1 The overarching goal of this project is to test predictions from theories of Developmental Origins of Adult Health and Disease (DOHaD), of which the best known variant is ?Barker's hypothesis?, using very long period and cohort mortality time trends. We will use three main sources of data: the Latin American Mortality database (LAMBdA; see webLAMBdA) and the Human mortality database (HMD). In addition, we will use three longitudinal datasets of elderly people fielded in Costa Rica (CRELES), Mexico(MHAS) and Puerto Rico(PREHCO), all of which contain information on adult health and mortality as well as on early conditions. We will estimate a broad spectrum of mortality statistics to characterize child, adult, and old age mortality trajectories during the secular mortality decline, around 1780-2010 in Western-Southern and Northern Europe and North America (NAWE), and 1900-2010 in Latin American and Caribbean (LAC). The project is organized around two distinct tasks: (a) generalizing and fine-tuning an existing formal model to represent adult mortality patterns influenced by delayed effects predicted by DOHaD; (b) testing predictions using two databases, LAMBdA and HMD and CRELES, MHAS and PREHCO as ancillary data sets. 1 Abbreviations used throughout the text: LAMBdA Latin American Mortality Database HMD Human Mortality Database LAC Latin American and Caribbean countries NAWE North America and Western-North-South Europe webLAMBdA LAMBdA official web sitewww.ssc.wisc.edu/cdha/latinmortality DOAhD Developmental Origins of Adult Health and Disease

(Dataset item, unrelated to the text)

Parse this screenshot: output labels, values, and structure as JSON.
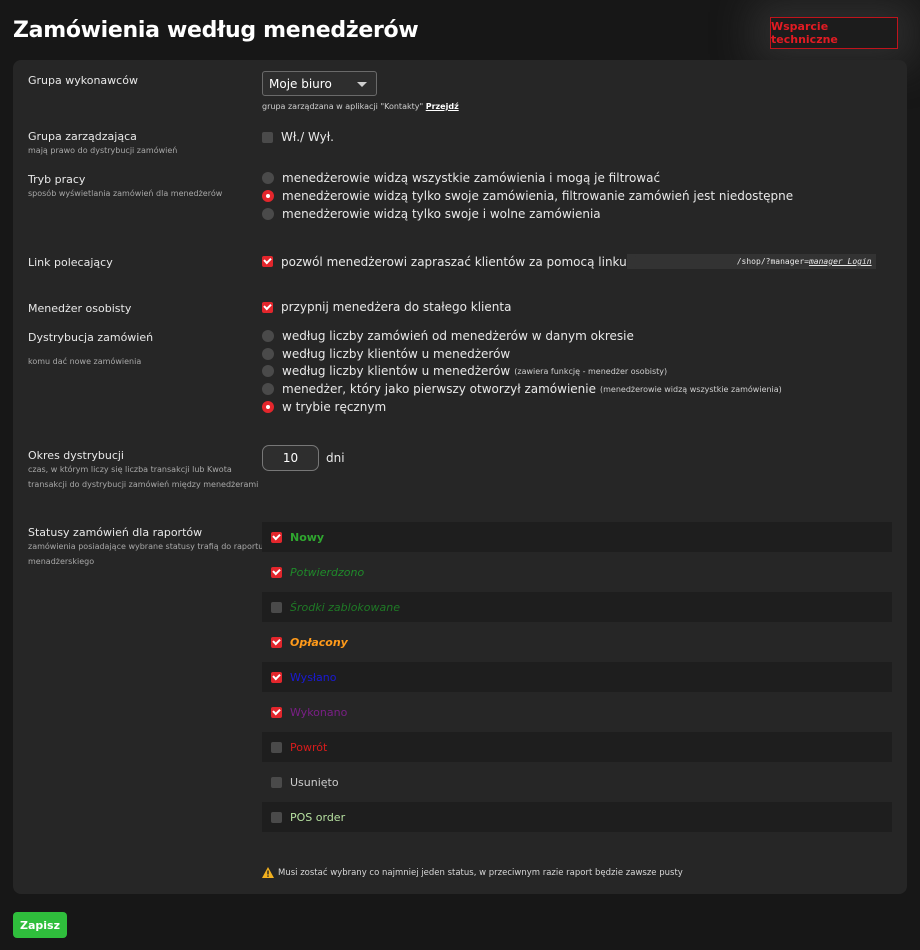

Public Health Relevance

The goal of this project is to test predictions from theories of Developmental Origins of Adult Health and Disease (DOHaD) using very long period and cohort mortality time trends in high and low to middle-income countries. Standard epidemiological theories hold that modern mortality regimes are dominated by chronic conditions striking in later adulthood, but conditions in many low to middle income countries run against this expectation for their mortality regimes are characterized simultaneously by improved survival to older ages and the coexistence of infectious and chronic conditions. Yet, the effects on adult mortality, morbidity and disability of this mixed-mode epidemiological regime are unknown. This project aims to establish correspondence between DOHaD theories and theories of aging to build a better theoretical scaffold that accounts for modern mortality trajectories in low to middle income countries.

National Institute of Health (NIH)
National Institute on Aging (NIA)
Research Project (R01)
Project #
Application #
Study Section
Social Sciences and Population Studies A Study Section (SSPA)
Program Officer
Patmios, Georgeanne E
Project Start
Project End
Budget Start
Budget End
Support Year
Fiscal Year
Total Cost
Indirect Cost
University of Wisconsin Madison
Social Sciences
Schools of Arts and Sciences
United States
Zip Code
Palloni, Alberto; Beltrán-Sánchez, Hiram (2017) Discrete Barker Frailty and Warped Mortality Dynamics at Older Ages. Demography 54:655-671